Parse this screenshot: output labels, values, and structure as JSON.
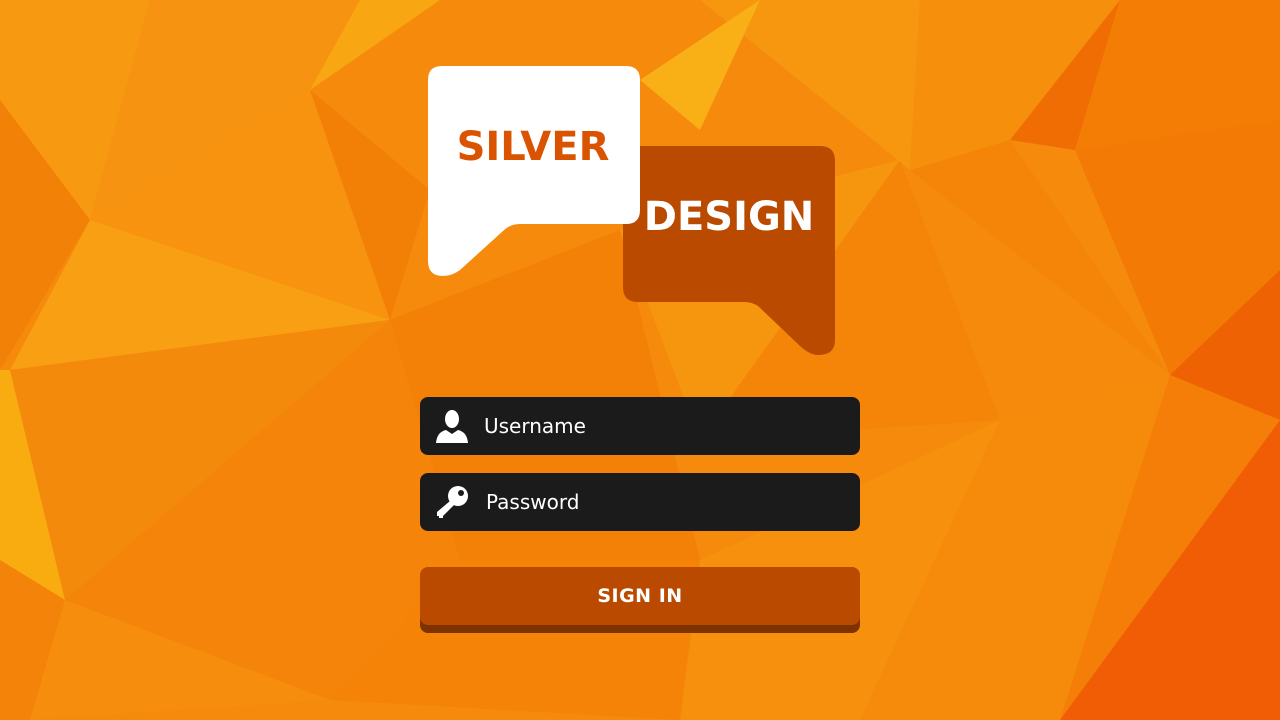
{
  "logo": {
    "word1": "SILVER",
    "word2": "DESIGN"
  },
  "username": {
    "placeholder": "Username",
    "icon": "user-icon"
  },
  "password": {
    "placeholder": "Password",
    "icon": "key-icon"
  },
  "signin": {
    "label": "SIGN IN"
  },
  "colors": {
    "background": "#f5880a",
    "accent": "#b94a00",
    "field": "#1b1b1b",
    "text": "#ffffff"
  }
}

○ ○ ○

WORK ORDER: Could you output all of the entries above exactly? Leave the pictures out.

ANSWER:
Parse this screenshot: output labels, values, and structure as JSON.
{
  "logo": {
    "word1": "SILVER",
    "word2": "DESIGN"
  },
  "username": {
    "placeholder": "Username",
    "icon": "user-icon"
  },
  "password": {
    "placeholder": "Password",
    "icon": "key-icon"
  },
  "signin": {
    "label": "SIGN IN"
  },
  "colors": {
    "background": "#f5880a",
    "accent": "#b94a00",
    "field": "#1b1b1b",
    "text": "#ffffff"
  }
}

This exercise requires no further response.